Overall mortality of ulcerative Colitis (UC) is comparable to that of general population, but the acute severe flare of UC (ASUC) remains a life-threatening condition. Intravenous steroid course still represents the standard treatment, while cyclosporine (cys) and infliximab (IFX) can be used with similar efficacy in case of failure. Since few data are available for patients with previous immunosuppressive (IMS) therapy, we aimed in this study to evaluate the outcome of ASUC in our referral centre, with particular attention paid to patients previously exposed to IMS drugs.


We retrospectively collected data from 86 ASUC cases (32 females and 54 males, mean age 44.1 yrs, mean duration of disease 6,5 yrs), according to Truelove and Witt's criteria, consecutively admitted to our Gastroenterology Unit from January 2008 to September 2014. According to ECCO's Guidelines all ASUC patients were treated with a short course of iv. steroid and in case of failure they were treated with a rescue therapy with Cys or IFX if colectomy was not deemed necessary by the surgeon.

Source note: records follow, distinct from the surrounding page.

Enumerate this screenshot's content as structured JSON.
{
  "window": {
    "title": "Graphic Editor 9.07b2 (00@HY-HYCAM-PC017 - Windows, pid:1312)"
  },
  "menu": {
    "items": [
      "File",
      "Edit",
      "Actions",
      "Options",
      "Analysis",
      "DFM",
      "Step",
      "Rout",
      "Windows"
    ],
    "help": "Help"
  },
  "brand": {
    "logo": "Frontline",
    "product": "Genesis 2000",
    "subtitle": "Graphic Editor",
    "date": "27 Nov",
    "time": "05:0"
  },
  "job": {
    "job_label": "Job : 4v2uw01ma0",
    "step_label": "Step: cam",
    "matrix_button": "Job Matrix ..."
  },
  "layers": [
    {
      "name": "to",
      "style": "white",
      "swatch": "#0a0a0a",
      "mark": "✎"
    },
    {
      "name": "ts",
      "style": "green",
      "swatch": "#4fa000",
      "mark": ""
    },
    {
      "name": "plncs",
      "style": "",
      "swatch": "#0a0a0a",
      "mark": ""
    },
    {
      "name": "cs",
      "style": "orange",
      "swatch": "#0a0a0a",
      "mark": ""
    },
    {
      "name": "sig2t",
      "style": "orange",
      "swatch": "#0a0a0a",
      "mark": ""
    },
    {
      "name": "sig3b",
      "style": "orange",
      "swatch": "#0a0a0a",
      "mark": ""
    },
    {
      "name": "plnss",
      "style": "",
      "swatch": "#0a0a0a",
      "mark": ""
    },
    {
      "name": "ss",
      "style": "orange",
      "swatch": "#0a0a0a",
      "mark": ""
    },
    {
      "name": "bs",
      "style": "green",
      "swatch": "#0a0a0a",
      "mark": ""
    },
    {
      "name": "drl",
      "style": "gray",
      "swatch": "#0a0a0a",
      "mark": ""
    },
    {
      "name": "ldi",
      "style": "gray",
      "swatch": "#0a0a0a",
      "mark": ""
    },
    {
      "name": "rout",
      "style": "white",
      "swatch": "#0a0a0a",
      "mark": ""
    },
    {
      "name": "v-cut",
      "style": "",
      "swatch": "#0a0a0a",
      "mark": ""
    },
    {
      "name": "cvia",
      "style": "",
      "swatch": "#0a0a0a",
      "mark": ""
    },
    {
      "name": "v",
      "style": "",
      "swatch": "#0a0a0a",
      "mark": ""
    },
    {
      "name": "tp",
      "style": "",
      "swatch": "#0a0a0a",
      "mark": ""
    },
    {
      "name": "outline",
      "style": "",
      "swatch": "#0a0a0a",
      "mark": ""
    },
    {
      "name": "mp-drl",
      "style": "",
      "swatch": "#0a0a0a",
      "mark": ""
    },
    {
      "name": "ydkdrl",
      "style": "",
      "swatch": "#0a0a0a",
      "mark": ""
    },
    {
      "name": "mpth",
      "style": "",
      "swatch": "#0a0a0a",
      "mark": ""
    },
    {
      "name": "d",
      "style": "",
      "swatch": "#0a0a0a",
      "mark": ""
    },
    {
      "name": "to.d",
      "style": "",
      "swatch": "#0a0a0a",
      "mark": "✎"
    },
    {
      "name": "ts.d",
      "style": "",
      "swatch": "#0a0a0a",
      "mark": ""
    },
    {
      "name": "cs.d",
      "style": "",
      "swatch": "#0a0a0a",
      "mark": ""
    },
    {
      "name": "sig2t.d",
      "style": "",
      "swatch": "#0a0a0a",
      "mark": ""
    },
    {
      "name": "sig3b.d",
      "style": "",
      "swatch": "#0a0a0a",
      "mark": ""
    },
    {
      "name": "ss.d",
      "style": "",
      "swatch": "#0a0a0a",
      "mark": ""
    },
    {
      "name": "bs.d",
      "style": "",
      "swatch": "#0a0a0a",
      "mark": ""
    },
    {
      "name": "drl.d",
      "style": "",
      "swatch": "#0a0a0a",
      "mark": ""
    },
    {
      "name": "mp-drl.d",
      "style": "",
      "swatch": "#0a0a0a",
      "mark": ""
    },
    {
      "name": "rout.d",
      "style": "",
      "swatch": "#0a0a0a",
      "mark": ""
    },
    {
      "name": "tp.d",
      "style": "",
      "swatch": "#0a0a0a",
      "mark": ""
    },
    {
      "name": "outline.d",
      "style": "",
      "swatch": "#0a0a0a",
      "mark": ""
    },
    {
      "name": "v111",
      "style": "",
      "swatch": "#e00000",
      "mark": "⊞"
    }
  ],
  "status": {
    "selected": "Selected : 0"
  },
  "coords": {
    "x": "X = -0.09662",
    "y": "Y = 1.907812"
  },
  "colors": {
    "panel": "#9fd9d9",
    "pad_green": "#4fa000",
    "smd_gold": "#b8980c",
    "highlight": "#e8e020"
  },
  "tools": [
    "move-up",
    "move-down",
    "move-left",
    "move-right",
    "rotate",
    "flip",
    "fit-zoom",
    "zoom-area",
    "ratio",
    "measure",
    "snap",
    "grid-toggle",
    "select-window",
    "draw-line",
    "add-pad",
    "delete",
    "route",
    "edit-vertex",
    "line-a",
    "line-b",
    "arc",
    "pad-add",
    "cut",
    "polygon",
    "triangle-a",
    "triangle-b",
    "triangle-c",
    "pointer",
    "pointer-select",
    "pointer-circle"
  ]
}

All statistical analyses were done by the SPSS software. A P value less than 0.05 was considered statistically significant.


72 (83,7%) patients had an extensive colitis while only 8 (9,3%) were at first diagnosis. 39 patients were never treated with IMS (group A), while the remaining 47 had previous therapy, alone or in combination, with AZA (n=37), Cys (n=11) or IFX (n=27)(Group B). Patients of group B were significantly younger (40,9 yrs vs 47,9 yrs; p=0,05) and with a longer disease duration (8,5 yrs vs 4,8 yrs; p=0.02). 29 patients responded to steroids (33,7%), 15 underwent colectomy (17,4%) and 42 (48,8%) were switched to rescue therapy (14 Cys, 28 IFX), which failed in 4 patients requiring colectomy. The early (within 1 month) colectomy rate was 22,1, with a trend towards a lower response rate to steroids (25,5% vs 43,6%; p=0,10) and an higher need for colectomy (29,8% vs 12,8%; p=0,07), in group B compared to group A. During the follow-up period (19,5 months, range 1-72) further 10 patients underwent colectomy (5 for each group). The colectomy rate at the end of follow-up was 25.6% in Group A and 40.4% in group B (p=0.17)(33,7% in the entire cohort). The Kaplan Meyer probability to avoid surgery was 71,9% and 65,5% at 1 yrs and 71,9% and 55,4% at 2 yrs (p=0,30), for group A and B, respectively.


Patients with previous IMS therapy have a trend towards lower response to steroid treatment compared to IMS naïve patients, but the response rate to rescue therapy remains satisfactory, with similar need for colectomy.